(Interface dataset entries)
-*-*-
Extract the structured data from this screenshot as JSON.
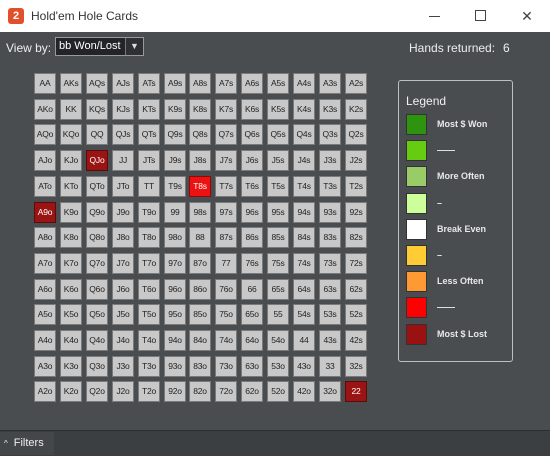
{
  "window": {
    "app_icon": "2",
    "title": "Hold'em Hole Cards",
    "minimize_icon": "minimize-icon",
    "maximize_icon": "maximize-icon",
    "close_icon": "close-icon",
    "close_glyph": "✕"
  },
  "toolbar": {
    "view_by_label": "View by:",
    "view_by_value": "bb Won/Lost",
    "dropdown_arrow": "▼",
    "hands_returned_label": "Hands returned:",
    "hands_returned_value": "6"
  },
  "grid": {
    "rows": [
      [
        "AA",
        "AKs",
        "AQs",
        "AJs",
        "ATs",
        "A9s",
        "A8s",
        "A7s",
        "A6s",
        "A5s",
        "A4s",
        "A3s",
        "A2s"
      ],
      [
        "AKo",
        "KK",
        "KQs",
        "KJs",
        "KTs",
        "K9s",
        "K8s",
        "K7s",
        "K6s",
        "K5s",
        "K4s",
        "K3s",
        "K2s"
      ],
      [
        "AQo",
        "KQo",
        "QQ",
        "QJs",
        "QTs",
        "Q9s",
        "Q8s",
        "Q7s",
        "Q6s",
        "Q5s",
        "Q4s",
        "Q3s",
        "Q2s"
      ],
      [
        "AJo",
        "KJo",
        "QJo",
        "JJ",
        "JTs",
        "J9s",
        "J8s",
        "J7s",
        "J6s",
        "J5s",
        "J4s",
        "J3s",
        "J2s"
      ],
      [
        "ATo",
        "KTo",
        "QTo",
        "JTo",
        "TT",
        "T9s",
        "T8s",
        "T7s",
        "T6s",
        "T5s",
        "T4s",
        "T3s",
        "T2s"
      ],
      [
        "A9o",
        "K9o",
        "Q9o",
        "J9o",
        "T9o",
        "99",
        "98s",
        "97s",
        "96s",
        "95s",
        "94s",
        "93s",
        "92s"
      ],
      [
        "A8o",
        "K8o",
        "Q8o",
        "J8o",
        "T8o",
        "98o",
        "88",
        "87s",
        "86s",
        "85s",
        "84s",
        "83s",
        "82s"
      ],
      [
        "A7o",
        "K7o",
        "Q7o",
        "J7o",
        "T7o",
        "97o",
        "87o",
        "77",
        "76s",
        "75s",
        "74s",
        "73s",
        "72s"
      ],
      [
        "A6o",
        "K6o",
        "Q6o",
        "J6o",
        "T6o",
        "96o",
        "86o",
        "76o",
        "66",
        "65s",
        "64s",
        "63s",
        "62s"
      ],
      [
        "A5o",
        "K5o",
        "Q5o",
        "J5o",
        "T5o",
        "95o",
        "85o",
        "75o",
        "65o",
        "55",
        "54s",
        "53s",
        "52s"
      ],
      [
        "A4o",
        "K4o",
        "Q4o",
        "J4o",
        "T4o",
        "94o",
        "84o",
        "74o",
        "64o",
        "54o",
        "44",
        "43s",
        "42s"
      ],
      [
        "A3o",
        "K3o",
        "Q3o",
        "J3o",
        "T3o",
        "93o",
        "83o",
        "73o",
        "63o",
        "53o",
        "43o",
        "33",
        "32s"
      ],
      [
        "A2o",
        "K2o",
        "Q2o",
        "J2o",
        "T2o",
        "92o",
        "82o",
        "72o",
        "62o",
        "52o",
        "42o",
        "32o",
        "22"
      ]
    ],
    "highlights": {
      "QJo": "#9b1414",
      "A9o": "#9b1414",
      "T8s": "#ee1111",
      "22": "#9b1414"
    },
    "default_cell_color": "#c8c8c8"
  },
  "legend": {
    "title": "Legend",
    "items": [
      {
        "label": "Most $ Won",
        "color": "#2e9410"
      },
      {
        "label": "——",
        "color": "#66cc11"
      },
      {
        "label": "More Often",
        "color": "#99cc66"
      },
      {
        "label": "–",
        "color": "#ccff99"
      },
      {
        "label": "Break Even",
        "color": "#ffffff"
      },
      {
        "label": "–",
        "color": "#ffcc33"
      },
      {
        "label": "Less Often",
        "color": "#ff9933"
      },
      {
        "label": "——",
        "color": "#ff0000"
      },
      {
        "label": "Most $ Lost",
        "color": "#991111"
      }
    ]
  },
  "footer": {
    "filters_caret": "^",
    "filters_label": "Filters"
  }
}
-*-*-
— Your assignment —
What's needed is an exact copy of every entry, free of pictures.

— Result —
Extract the structured data from this screenshot as JSON.
{
  "window": {
    "app_icon": "2",
    "title": "Hold'em Hole Cards",
    "minimize_icon": "minimize-icon",
    "maximize_icon": "maximize-icon",
    "close_icon": "close-icon",
    "close_glyph": "✕"
  },
  "toolbar": {
    "view_by_label": "View by:",
    "view_by_value": "bb Won/Lost",
    "dropdown_arrow": "▼",
    "hands_returned_label": "Hands returned:",
    "hands_returned_value": "6"
  },
  "grid": {
    "rows": [
      [
        "AA",
        "AKs",
        "AQs",
        "AJs",
        "ATs",
        "A9s",
        "A8s",
        "A7s",
        "A6s",
        "A5s",
        "A4s",
        "A3s",
        "A2s"
      ],
      [
        "AKo",
        "KK",
        "KQs",
        "KJs",
        "KTs",
        "K9s",
        "K8s",
        "K7s",
        "K6s",
        "K5s",
        "K4s",
        "K3s",
        "K2s"
      ],
      [
        "AQo",
        "KQo",
        "QQ",
        "QJs",
        "QTs",
        "Q9s",
        "Q8s",
        "Q7s",
        "Q6s",
        "Q5s",
        "Q4s",
        "Q3s",
        "Q2s"
      ],
      [
        "AJo",
        "KJo",
        "QJo",
        "JJ",
        "JTs",
        "J9s",
        "J8s",
        "J7s",
        "J6s",
        "J5s",
        "J4s",
        "J3s",
        "J2s"
      ],
      [
        "ATo",
        "KTo",
        "QTo",
        "JTo",
        "TT",
        "T9s",
        "T8s",
        "T7s",
        "T6s",
        "T5s",
        "T4s",
        "T3s",
        "T2s"
      ],
      [
        "A9o",
        "K9o",
        "Q9o",
        "J9o",
        "T9o",
        "99",
        "98s",
        "97s",
        "96s",
        "95s",
        "94s",
        "93s",
        "92s"
      ],
      [
        "A8o",
        "K8o",
        "Q8o",
        "J8o",
        "T8o",
        "98o",
        "88",
        "87s",
        "86s",
        "85s",
        "84s",
        "83s",
        "82s"
      ],
      [
        "A7o",
        "K7o",
        "Q7o",
        "J7o",
        "T7o",
        "97o",
        "87o",
        "77",
        "76s",
        "75s",
        "74s",
        "73s",
        "72s"
      ],
      [
        "A6o",
        "K6o",
        "Q6o",
        "J6o",
        "T6o",
        "96o",
        "86o",
        "76o",
        "66",
        "65s",
        "64s",
        "63s",
        "62s"
      ],
      [
        "A5o",
        "K5o",
        "Q5o",
        "J5o",
        "T5o",
        "95o",
        "85o",
        "75o",
        "65o",
        "55",
        "54s",
        "53s",
        "52s"
      ],
      [
        "A4o",
        "K4o",
        "Q4o",
        "J4o",
        "T4o",
        "94o",
        "84o",
        "74o",
        "64o",
        "54o",
        "44",
        "43s",
        "42s"
      ],
      [
        "A3o",
        "K3o",
        "Q3o",
        "J3o",
        "T3o",
        "93o",
        "83o",
        "73o",
        "63o",
        "53o",
        "43o",
        "33",
        "32s"
      ],
      [
        "A2o",
        "K2o",
        "Q2o",
        "J2o",
        "T2o",
        "92o",
        "82o",
        "72o",
        "62o",
        "52o",
        "42o",
        "32o",
        "22"
      ]
    ],
    "highlights": {
      "QJo": "#9b1414",
      "A9o": "#9b1414",
      "T8s": "#ee1111",
      "22": "#9b1414"
    },
    "default_cell_color": "#c8c8c8"
  },
  "legend": {
    "title": "Legend",
    "items": [
      {
        "label": "Most $ Won",
        "color": "#2e9410"
      },
      {
        "label": "——",
        "color": "#66cc11"
      },
      {
        "label": "More Often",
        "color": "#99cc66"
      },
      {
        "label": "–",
        "color": "#ccff99"
      },
      {
        "label": "Break Even",
        "color": "#ffffff"
      },
      {
        "label": "–",
        "color": "#ffcc33"
      },
      {
        "label": "Less Often",
        "color": "#ff9933"
      },
      {
        "label": "——",
        "color": "#ff0000"
      },
      {
        "label": "Most $ Lost",
        "color": "#991111"
      }
    ]
  },
  "footer": {
    "filters_caret": "^",
    "filters_label": "Filters"
  }
}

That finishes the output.